After years of advocacy for improved recognition and action, the health and well-being of trans and gender diverse people is receiving overdue attention. In some parts of the world, gender-affirming care is made available in forms which explicitly support a diverse range of gender identities, service preferences and affirmation goals. However, good quality models of care are unevenly available and face a range of threats, creating heightened uncertainty for those who need to access them.

The aim of this special issue is to enhance knowledge on what supports and complicates the provision of health care and support for trans and gender diverse people across different parts of the world.

We are seeking both empirical research and theoretical contributions on such topics as:
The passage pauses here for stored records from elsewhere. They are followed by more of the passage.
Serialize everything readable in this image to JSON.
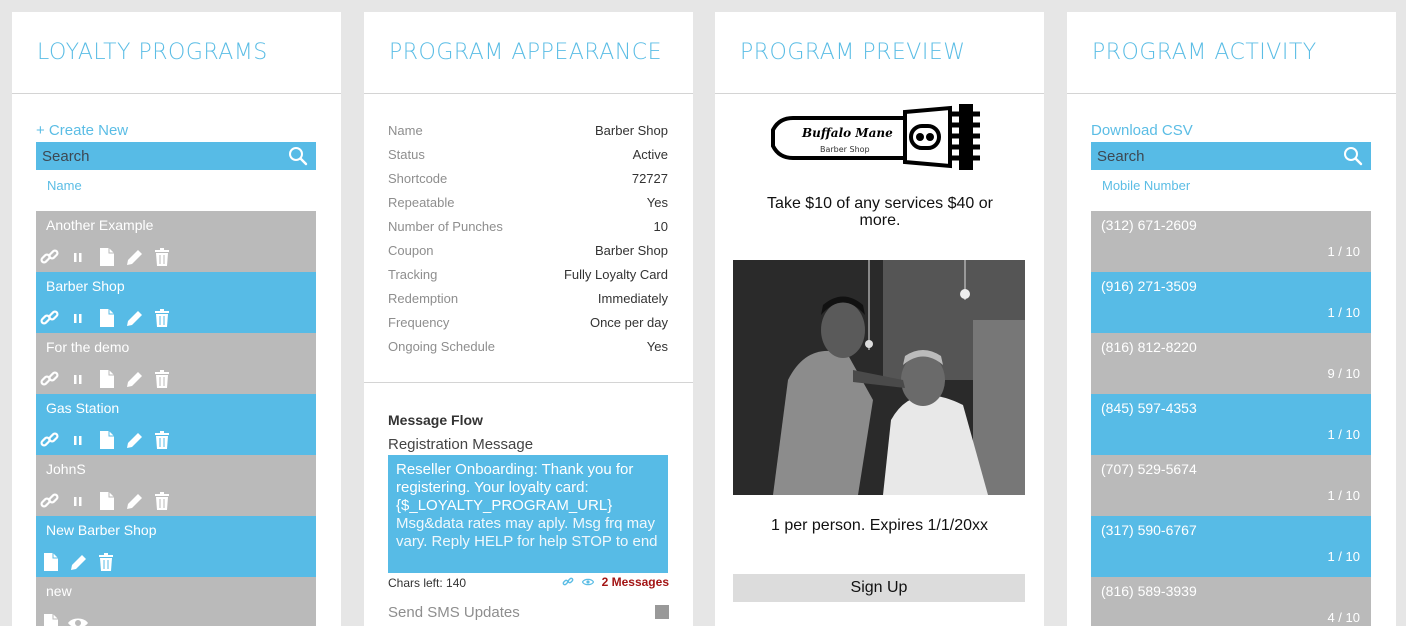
{
  "loyalty": {
    "title": "LOYALTY PROGRAMS",
    "create_new": "+ Create New",
    "search_placeholder": "Search",
    "column": "Name",
    "items": [
      {
        "name": "Another Example"
      },
      {
        "name": "Barber Shop"
      },
      {
        "name": "For the demo"
      },
      {
        "name": "Gas Station"
      },
      {
        "name": "JohnS"
      },
      {
        "name": "New Barber Shop"
      },
      {
        "name": "new"
      }
    ]
  },
  "appearance": {
    "title": "PROGRAM APPEARANCE",
    "fields": [
      {
        "label": "Name",
        "value": "Barber Shop"
      },
      {
        "label": "Status",
        "value": "Active"
      },
      {
        "label": "Shortcode",
        "value": "72727"
      },
      {
        "label": "Repeatable",
        "value": "Yes"
      },
      {
        "label": "Number of Punches",
        "value": "10"
      },
      {
        "label": "Coupon",
        "value": "Barber Shop"
      },
      {
        "label": "Tracking",
        "value": "Fully Loyalty Card"
      },
      {
        "label": "Redemption",
        "value": "Immediately"
      },
      {
        "label": "Frequency",
        "value": "Once per day"
      },
      {
        "label": "Ongoing Schedule",
        "value": "Yes"
      }
    ],
    "message_flow": {
      "title": "Message Flow",
      "registration_label": "Registration Message",
      "message_main": "Reseller Onboarding: Thank you for registering. Your loyalty card: {$_LOYALTY_PROGRAM_URL}",
      "message_footer": "Msg&data rates may aply. Msg frq may vary. Reply HELP for help STOP to end",
      "chars_left": "Chars left: 140",
      "messages": "2 Messages",
      "sms_updates": "Send SMS Updates"
    }
  },
  "preview": {
    "title": "PROGRAM PREVIEW",
    "logo_text": "Buffalo Mane",
    "logo_sub": "Barber Shop",
    "offer": "Take $10 of any services $40 or more.",
    "limit": "1 per person. Expires 1/1/20xx",
    "signup": "Sign Up"
  },
  "activity": {
    "title": "PROGRAM ACTIVITY",
    "download": "Download CSV",
    "search_placeholder": "Search",
    "column": "Mobile Number",
    "rows": [
      {
        "phone": "(312) 671-2609",
        "count": "1 / 10"
      },
      {
        "phone": "(916) 271-3509",
        "count": "1 / 10"
      },
      {
        "phone": "(816) 812-8220",
        "count": "9 / 10"
      },
      {
        "phone": "(845) 597-4353",
        "count": "1 / 10"
      },
      {
        "phone": "(707) 529-5674",
        "count": "1 / 10"
      },
      {
        "phone": "(317) 590-6767",
        "count": "1 / 10"
      },
      {
        "phone": "(816) 589-3939",
        "count": "4 / 10"
      }
    ]
  },
  "colors": {
    "accent": "#5bbde5",
    "list_blue": "#57bbe6",
    "list_gray": "#bababa",
    "messages_red": "#a31515"
  }
}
Health care expectations and experiences
o Systems and training for inclusive and affirming healthcare
o Relationships between public, private and community health systems
o Impact of violence, poverty and homelessness on health and well-being
o Interplay of media, political, policy and research perspectives
o Community representation and leadership, including peer inclusion
o Challenges collecting, sharing and reporting accurate and meaningful data
o Experiences and pressures for health and other professionals

We encourage submissions which speak to different cultural contexts and health systems and recognise the diverse needs and understandings of health and well-being among trans and gender diverse people, including in the types of care and support desired. We value approaches which recognise diversity in gender expressions and identities, including transgender, gender diverse, non-binary, genderqueer, and others. Partnerships with established and emerging trans and gender diverse researchers, theorists, clinicians and community leaders are particularly encouraged. We also hope to feature a range of approaches to informing sociological inquiry, including quantitative and qualitative research, arts-based and reflective methods, and critical and conceptual analyses.
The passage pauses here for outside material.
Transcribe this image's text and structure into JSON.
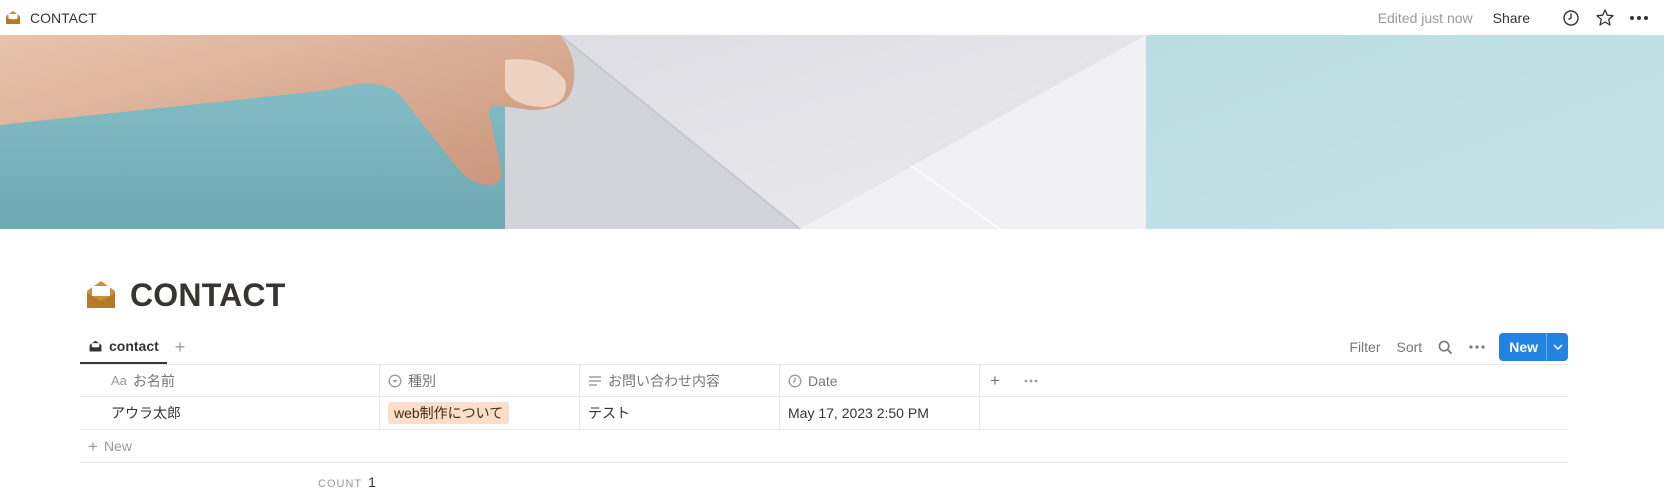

The special issue will be edited by a team of researchers and advocates working at the intersections of health, gender and sexuality: Associate Professor Christy Newman (UNSW Sydney), Dr Cristyn Davies (University of Sydney), Professor Kerry Robinson (Western Sydney University), Emeritus Professor Peter Aggleton (UNSW/ANU), Dr Son Vivienne (TransGender Victoria, Minus18) and Liz Duck-Chong (transgender writer/advocate). A commentary will be provided by Professor Emerita Raewyn Connell.

Submission guidelines
Full paper submissions are due: 15 June 2020. Please email Associate Professor Christy Newman at to indicate your interest and to access the 'Intention to submit' document, which we ask all prospective authors to complete as soon as possible.
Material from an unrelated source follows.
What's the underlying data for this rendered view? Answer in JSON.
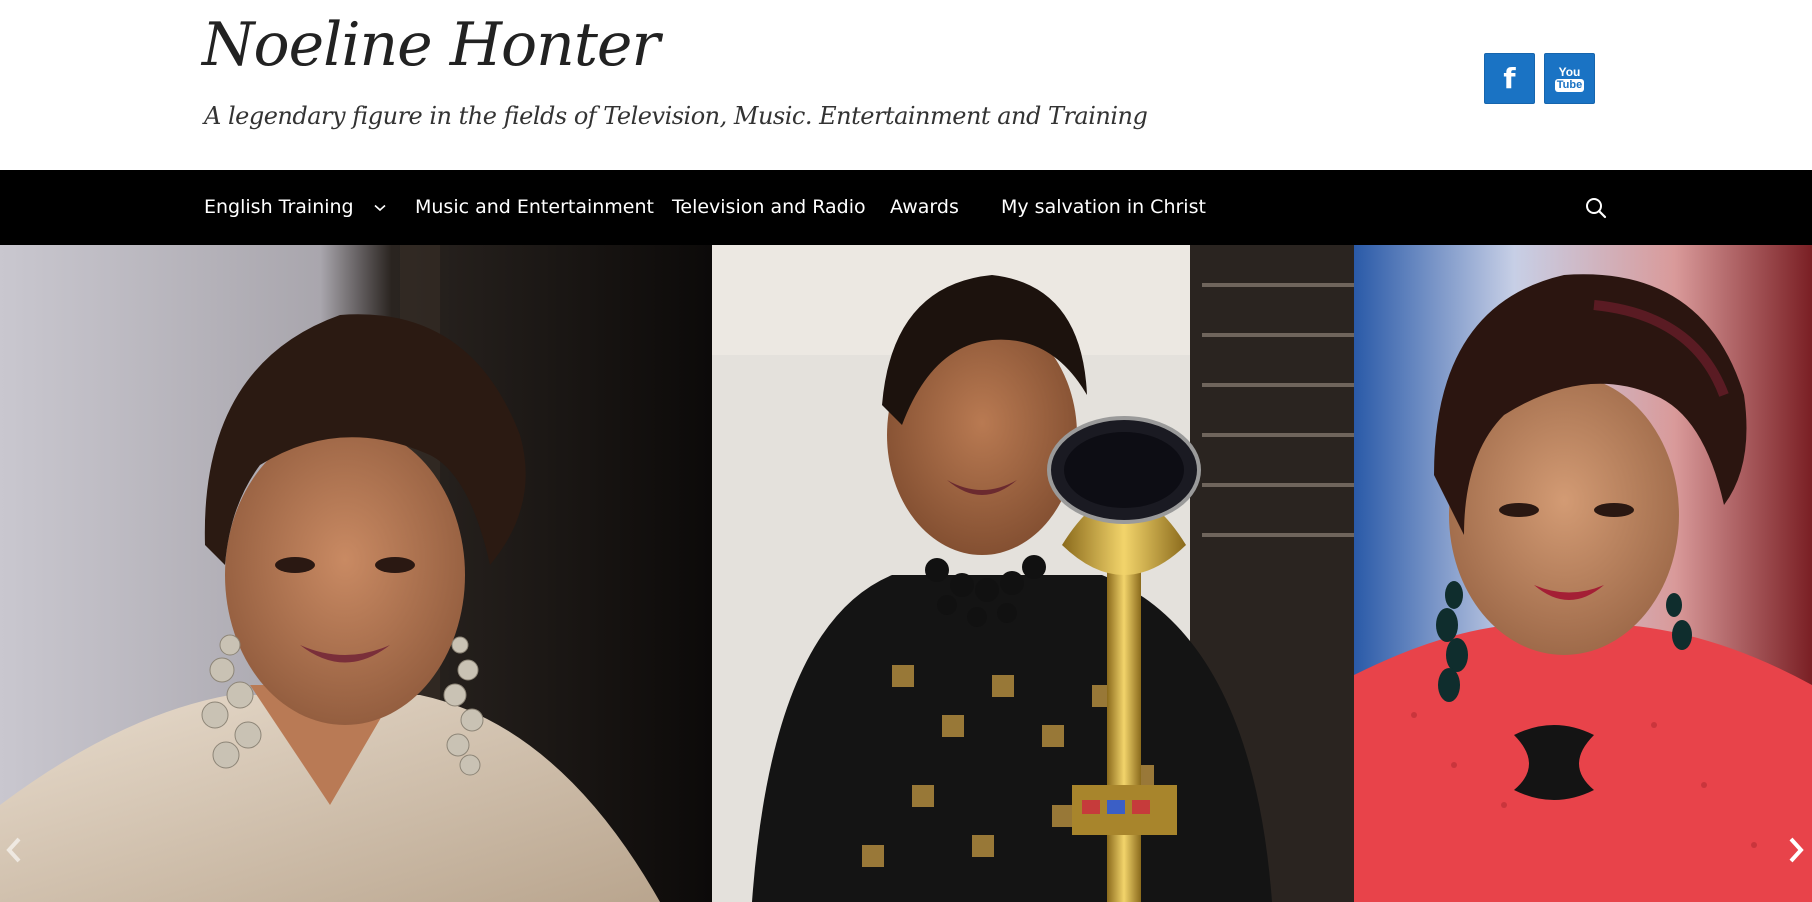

Please review our Instructions for Authors to ensure you have everything required to move through peer review, production and publication. When you submit your manuscript, please mark your paper for consideration in the Trans and Gender Diverse Health special issue.

Health Sociology Review is ranked Q1 in Scimago and offers a generous 7,500 word limit, and a short review timeframe. Submissions must make a clear contribution to sociological inquiry relevant to health, but may be informed by conceptual and empirical debates from a broader range of health and social sciences. All manuscripts will undergo the usual blind peer review process and only those that comply with standards for publication in HSR will be accepted.

The above details can be shared using: 2021 SI: Towards a Global Sociology of Trans and Gender Diverse Health

Kate Huppatz (L) and Steve Matthewman (R) congratulating Michelle Peterie on being the 2018 JoS Best Paper Award winner for Docility and Desert: government discourses of compassion in Australia’s asylum seeker debate